(Items from a data source)
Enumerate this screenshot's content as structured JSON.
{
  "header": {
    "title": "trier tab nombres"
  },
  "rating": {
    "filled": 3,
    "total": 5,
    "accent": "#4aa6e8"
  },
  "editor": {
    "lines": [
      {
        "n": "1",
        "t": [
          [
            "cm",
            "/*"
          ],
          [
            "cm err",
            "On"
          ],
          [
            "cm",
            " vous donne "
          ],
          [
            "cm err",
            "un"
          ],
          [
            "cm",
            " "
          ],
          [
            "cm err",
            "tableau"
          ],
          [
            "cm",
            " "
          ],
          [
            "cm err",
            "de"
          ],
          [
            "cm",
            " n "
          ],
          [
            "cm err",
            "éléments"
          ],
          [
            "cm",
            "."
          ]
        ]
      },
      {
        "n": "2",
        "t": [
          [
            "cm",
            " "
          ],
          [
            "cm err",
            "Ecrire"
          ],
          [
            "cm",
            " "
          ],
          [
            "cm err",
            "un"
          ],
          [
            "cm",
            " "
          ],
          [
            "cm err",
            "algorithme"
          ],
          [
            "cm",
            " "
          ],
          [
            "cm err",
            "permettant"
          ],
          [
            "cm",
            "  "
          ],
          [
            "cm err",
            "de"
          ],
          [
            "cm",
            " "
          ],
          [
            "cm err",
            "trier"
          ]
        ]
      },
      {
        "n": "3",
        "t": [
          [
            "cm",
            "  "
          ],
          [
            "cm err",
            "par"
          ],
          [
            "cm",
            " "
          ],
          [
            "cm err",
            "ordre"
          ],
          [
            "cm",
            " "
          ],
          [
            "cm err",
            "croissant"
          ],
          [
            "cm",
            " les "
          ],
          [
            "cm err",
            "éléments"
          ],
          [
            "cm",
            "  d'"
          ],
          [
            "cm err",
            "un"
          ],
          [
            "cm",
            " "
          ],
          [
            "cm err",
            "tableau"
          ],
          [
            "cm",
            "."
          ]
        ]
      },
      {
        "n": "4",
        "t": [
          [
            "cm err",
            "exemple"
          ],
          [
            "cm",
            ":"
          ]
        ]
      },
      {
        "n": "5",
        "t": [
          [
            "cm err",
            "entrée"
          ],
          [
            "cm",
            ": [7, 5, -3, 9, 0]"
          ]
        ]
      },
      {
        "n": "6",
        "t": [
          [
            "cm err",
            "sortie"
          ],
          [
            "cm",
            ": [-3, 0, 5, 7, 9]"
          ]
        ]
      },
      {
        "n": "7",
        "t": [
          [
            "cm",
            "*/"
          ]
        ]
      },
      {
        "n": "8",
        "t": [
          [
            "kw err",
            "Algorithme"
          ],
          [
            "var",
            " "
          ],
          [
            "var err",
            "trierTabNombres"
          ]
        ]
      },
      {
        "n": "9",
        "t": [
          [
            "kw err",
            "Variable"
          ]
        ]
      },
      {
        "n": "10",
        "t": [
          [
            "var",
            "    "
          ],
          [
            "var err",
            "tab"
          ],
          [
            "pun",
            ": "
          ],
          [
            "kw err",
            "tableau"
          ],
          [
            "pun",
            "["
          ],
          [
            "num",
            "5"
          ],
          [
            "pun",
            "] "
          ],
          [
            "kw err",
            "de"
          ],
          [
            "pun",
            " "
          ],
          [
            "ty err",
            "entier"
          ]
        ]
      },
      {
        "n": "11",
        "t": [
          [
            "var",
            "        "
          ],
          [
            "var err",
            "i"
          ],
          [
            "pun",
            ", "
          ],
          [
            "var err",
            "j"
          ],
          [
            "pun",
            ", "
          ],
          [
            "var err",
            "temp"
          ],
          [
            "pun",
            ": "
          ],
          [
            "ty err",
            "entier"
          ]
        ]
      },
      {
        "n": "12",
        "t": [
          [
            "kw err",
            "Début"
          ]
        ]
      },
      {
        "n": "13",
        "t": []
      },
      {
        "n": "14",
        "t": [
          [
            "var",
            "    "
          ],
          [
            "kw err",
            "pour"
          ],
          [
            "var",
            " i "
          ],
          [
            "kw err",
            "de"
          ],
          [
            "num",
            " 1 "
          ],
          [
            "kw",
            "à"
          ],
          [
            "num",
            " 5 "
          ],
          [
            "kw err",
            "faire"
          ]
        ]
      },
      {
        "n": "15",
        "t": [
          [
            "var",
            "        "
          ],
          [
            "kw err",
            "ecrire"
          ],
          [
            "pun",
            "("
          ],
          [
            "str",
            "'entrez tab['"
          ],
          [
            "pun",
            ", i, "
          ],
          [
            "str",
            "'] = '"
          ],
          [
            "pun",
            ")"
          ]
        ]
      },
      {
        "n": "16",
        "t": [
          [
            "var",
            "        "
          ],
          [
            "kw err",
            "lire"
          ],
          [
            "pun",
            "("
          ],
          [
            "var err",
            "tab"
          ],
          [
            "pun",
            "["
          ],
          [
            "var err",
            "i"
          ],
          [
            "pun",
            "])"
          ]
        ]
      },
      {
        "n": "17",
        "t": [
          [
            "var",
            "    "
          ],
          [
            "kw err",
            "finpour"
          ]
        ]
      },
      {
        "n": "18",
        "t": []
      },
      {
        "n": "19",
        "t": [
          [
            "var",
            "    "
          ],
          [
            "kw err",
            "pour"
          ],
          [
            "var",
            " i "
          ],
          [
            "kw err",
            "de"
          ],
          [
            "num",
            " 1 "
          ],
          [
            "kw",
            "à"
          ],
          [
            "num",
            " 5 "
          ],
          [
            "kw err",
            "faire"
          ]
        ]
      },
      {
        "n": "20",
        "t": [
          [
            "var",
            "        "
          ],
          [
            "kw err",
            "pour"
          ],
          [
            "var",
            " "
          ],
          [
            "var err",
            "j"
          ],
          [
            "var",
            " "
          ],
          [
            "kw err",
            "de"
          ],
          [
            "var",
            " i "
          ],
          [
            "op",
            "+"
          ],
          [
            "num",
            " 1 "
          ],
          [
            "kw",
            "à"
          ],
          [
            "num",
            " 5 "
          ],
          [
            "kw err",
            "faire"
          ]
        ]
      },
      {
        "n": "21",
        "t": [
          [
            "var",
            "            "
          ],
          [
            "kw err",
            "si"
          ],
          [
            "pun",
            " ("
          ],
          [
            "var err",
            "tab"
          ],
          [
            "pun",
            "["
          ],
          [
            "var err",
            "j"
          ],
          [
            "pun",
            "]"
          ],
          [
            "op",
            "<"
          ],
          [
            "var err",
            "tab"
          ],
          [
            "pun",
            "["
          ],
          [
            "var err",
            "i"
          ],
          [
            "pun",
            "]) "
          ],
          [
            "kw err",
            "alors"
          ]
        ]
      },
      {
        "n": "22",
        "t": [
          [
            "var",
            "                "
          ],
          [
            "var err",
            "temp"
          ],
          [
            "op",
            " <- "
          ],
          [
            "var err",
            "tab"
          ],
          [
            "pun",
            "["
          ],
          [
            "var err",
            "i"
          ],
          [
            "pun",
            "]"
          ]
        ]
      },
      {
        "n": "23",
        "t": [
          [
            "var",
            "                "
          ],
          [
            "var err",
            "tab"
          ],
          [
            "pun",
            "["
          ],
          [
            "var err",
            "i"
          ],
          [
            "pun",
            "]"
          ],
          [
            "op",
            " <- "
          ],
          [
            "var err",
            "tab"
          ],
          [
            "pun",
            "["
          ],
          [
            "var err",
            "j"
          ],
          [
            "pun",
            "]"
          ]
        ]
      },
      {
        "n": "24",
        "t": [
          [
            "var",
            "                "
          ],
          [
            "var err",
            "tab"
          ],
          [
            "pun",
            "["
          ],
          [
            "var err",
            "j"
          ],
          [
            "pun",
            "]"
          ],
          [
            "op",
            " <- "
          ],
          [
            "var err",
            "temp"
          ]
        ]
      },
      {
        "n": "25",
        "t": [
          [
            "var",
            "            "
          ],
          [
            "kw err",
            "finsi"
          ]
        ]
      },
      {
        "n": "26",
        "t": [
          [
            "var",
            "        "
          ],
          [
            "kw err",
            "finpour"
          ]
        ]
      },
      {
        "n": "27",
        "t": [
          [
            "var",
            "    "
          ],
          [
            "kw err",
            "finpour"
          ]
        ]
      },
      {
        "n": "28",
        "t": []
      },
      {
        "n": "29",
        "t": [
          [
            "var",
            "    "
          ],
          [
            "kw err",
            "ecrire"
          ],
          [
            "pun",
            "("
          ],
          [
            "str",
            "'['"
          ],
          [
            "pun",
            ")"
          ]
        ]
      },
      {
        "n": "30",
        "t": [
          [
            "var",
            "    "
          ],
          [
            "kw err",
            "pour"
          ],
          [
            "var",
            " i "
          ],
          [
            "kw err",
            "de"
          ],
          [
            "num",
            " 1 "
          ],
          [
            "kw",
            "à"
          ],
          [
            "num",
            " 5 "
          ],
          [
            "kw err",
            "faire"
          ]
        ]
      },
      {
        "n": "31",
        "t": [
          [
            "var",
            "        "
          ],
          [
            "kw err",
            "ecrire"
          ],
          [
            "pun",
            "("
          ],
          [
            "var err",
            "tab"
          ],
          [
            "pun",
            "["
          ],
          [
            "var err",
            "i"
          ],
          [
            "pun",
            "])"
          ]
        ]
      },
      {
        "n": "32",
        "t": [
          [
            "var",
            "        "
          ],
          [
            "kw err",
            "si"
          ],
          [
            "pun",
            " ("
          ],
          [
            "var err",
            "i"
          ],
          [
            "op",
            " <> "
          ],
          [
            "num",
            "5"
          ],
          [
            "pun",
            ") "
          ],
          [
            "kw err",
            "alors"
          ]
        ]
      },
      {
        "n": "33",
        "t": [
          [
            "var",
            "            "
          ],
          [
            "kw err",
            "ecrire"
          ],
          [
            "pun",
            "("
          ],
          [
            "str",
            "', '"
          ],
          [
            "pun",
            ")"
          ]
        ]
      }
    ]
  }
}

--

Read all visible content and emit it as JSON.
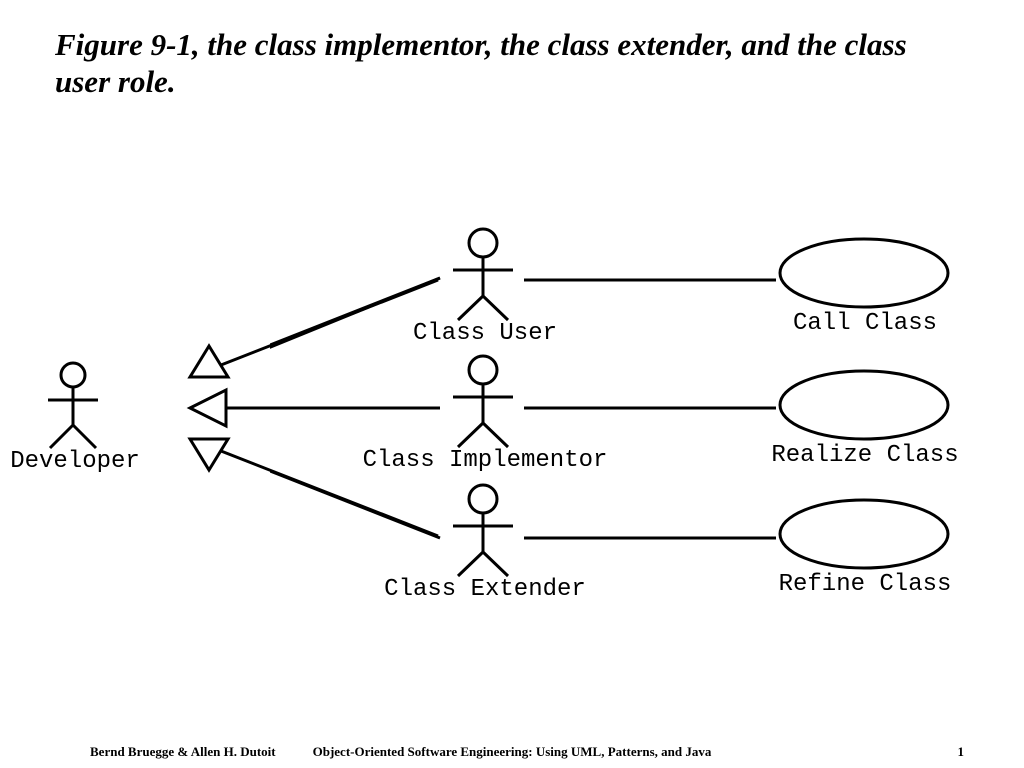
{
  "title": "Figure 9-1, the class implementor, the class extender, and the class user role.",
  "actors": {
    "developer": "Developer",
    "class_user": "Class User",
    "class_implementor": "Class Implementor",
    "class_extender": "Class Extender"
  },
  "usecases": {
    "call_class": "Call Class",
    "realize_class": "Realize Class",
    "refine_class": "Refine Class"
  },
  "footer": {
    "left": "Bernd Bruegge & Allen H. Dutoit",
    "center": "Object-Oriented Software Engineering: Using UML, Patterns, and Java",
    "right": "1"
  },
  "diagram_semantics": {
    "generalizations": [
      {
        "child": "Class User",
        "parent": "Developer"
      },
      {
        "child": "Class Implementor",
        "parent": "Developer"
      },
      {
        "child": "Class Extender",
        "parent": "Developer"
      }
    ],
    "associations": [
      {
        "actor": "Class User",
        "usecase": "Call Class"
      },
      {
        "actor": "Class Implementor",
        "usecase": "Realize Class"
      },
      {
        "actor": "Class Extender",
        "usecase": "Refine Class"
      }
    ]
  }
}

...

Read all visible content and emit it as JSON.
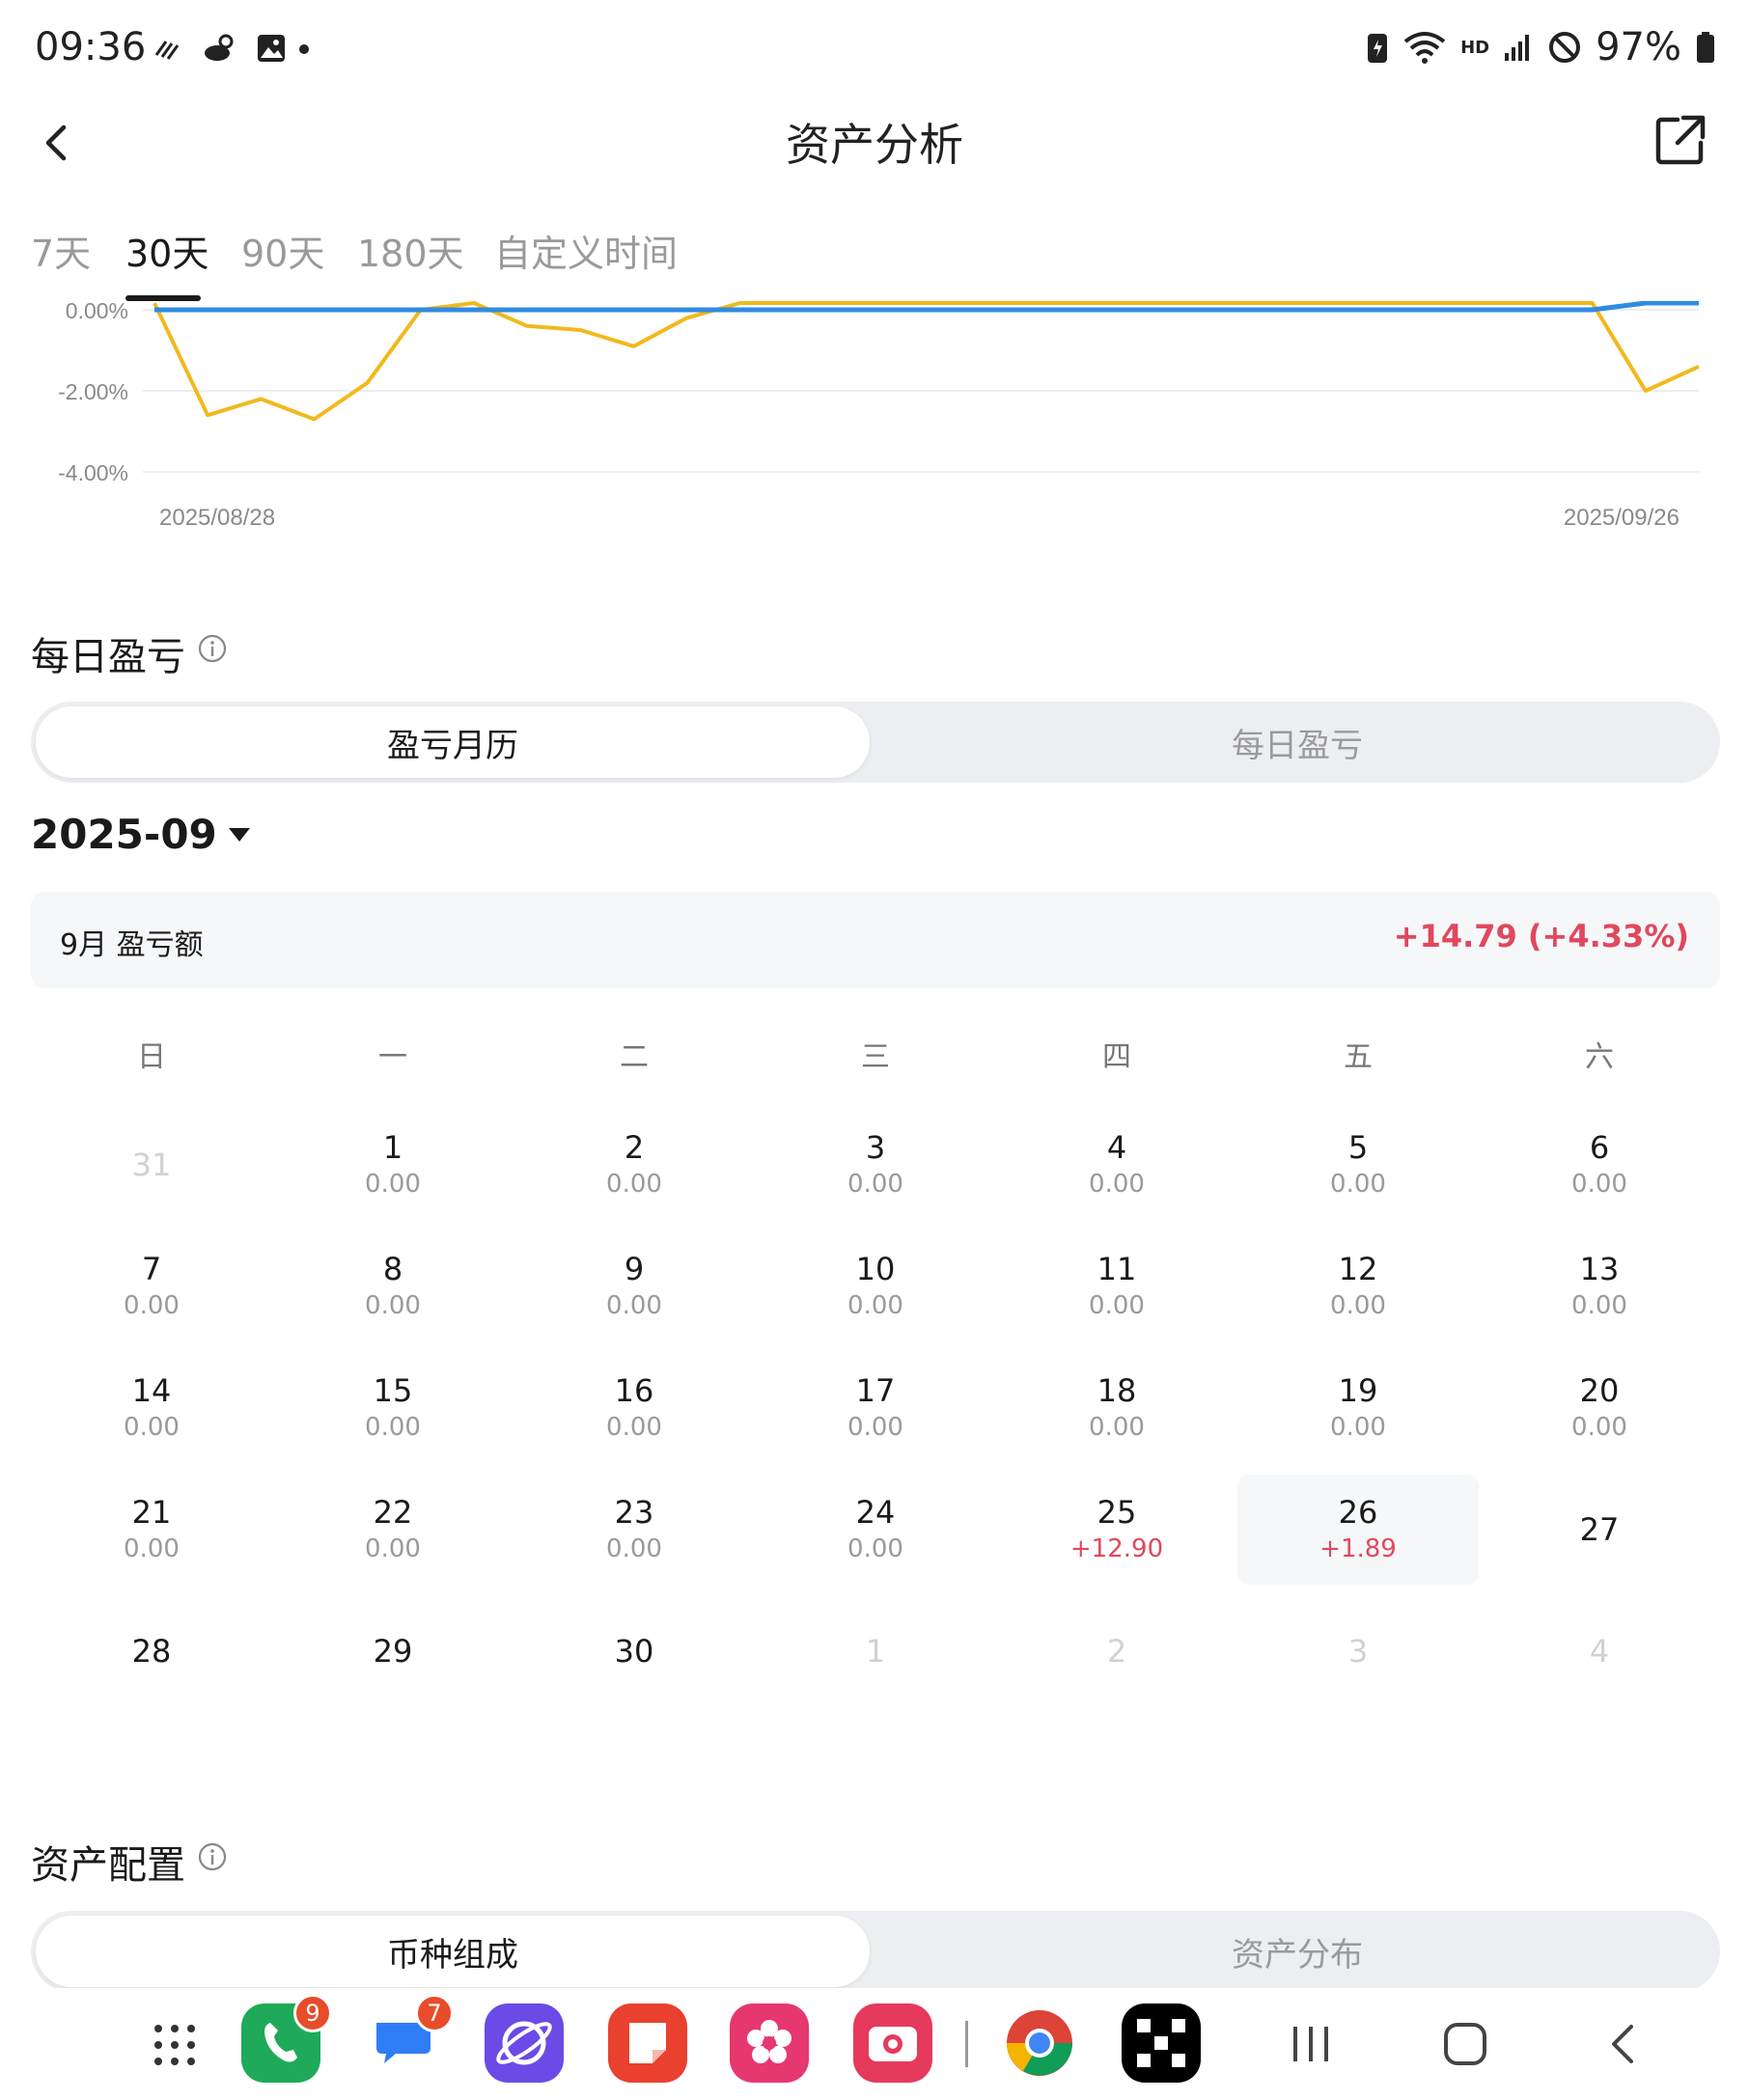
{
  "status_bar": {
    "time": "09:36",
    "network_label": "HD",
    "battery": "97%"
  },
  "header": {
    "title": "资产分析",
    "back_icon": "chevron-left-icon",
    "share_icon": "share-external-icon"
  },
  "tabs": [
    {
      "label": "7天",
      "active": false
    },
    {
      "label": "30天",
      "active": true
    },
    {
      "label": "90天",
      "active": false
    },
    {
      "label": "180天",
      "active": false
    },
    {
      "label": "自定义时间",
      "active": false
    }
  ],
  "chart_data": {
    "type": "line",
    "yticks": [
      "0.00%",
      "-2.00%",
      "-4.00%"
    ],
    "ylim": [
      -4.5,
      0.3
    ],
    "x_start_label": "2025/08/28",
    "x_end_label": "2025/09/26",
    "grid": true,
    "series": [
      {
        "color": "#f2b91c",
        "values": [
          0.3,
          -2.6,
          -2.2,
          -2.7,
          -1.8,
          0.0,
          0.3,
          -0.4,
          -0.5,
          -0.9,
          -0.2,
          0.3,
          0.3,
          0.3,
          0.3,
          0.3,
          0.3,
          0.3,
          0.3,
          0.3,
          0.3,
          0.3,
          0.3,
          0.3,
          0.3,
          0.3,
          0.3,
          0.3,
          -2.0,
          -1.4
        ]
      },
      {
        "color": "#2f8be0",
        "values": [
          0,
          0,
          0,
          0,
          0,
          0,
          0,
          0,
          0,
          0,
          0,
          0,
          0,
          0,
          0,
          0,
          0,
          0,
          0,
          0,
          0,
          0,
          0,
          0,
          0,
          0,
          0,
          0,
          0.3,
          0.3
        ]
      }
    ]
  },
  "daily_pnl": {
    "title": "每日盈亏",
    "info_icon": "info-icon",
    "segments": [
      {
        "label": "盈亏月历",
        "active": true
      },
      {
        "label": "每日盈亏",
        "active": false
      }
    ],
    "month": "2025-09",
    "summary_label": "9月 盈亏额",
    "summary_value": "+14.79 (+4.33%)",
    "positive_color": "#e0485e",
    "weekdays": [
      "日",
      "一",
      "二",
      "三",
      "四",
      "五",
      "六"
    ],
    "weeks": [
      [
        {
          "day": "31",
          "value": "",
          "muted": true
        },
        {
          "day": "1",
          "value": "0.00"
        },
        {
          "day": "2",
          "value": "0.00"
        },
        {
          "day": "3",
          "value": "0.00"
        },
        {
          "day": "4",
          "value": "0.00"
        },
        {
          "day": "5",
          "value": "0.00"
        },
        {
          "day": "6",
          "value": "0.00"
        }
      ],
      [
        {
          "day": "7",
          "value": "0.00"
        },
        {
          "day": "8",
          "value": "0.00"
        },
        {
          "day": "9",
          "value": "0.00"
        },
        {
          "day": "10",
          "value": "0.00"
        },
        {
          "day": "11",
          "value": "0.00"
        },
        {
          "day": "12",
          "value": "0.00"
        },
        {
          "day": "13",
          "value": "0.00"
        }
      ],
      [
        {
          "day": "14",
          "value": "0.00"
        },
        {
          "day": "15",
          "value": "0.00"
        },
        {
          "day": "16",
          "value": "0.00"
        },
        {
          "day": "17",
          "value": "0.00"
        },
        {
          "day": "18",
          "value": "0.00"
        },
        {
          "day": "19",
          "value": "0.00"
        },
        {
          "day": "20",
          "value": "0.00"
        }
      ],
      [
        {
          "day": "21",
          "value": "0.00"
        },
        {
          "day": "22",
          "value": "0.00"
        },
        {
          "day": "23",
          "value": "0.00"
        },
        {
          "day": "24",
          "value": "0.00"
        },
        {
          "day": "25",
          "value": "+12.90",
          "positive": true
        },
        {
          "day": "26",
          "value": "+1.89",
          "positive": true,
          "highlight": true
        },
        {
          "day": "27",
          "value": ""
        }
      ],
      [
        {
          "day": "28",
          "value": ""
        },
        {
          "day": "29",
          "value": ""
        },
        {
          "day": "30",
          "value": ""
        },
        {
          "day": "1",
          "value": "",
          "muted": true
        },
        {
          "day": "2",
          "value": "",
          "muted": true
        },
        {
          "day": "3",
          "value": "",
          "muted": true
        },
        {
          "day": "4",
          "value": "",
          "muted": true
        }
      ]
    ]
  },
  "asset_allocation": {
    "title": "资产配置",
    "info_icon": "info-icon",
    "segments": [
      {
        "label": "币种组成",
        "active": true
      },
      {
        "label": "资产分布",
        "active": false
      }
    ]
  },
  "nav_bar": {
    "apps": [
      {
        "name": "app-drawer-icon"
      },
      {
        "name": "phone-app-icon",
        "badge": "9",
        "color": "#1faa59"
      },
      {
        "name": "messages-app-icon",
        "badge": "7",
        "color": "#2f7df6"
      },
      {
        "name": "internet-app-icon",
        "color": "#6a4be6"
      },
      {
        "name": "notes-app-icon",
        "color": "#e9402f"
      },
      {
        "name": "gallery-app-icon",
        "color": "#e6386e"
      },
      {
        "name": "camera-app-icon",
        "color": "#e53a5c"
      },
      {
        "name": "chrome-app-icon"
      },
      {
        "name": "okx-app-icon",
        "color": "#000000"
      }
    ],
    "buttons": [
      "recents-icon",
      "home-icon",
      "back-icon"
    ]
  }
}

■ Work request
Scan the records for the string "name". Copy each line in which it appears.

■ Solution below
        "name": "app-drawer-icon"
        "name": "phone-app-icon",
        "name": "messages-app-icon",
        "name": "internet-app-icon",
        "name": "notes-app-icon",
        "name": "gallery-app-icon",
        "name": "camera-app-icon",
        "name": "chrome-app-icon"
        "name": "okx-app-icon",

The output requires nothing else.